--- RECORDS SHOWN ---

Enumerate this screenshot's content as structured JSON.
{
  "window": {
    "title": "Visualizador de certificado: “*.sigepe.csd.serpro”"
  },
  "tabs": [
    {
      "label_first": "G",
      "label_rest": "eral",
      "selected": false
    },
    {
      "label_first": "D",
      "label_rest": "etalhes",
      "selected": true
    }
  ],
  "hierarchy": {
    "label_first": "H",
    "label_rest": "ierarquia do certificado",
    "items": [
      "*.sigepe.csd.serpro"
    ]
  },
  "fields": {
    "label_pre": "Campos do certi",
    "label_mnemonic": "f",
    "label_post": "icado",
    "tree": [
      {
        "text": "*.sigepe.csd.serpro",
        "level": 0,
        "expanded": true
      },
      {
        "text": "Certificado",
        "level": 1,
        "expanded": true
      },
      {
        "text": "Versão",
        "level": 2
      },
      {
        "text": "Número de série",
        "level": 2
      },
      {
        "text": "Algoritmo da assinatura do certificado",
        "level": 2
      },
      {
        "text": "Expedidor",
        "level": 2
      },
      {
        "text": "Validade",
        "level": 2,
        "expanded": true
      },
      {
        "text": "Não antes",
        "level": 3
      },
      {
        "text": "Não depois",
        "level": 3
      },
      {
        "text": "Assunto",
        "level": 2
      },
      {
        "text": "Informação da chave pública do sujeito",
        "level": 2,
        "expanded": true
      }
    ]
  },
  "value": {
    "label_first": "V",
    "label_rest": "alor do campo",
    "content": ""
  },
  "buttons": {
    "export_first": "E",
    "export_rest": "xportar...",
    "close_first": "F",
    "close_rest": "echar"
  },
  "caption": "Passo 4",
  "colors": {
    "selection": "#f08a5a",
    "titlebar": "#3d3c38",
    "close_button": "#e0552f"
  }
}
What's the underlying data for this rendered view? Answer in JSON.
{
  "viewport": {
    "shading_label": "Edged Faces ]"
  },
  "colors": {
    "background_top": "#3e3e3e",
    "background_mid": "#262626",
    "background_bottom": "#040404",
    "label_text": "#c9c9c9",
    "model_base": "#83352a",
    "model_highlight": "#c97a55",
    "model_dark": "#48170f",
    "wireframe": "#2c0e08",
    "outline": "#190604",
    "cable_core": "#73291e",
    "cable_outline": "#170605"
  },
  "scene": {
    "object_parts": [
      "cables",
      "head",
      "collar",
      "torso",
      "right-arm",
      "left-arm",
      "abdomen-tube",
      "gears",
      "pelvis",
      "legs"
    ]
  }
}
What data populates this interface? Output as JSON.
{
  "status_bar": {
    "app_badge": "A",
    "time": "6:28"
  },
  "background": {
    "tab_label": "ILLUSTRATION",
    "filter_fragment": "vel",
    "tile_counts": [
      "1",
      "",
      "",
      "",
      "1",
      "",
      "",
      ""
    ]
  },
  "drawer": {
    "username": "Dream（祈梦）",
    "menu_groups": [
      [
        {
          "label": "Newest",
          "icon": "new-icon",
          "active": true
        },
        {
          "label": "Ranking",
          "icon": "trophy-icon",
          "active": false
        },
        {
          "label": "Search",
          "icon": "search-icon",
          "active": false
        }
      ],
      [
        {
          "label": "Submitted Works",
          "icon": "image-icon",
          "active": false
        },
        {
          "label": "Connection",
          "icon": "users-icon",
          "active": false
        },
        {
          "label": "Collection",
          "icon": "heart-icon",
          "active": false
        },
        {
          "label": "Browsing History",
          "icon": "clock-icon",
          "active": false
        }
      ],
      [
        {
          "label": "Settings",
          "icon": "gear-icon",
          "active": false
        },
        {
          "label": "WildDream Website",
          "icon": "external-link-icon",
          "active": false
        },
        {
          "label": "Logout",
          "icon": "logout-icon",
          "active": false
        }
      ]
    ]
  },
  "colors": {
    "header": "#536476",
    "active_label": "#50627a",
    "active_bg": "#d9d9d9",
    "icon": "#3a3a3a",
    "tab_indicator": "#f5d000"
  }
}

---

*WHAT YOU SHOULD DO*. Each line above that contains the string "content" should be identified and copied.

*OUTPUT*.
Enumerate this screenshot's content as structured JSON.
    "content": ""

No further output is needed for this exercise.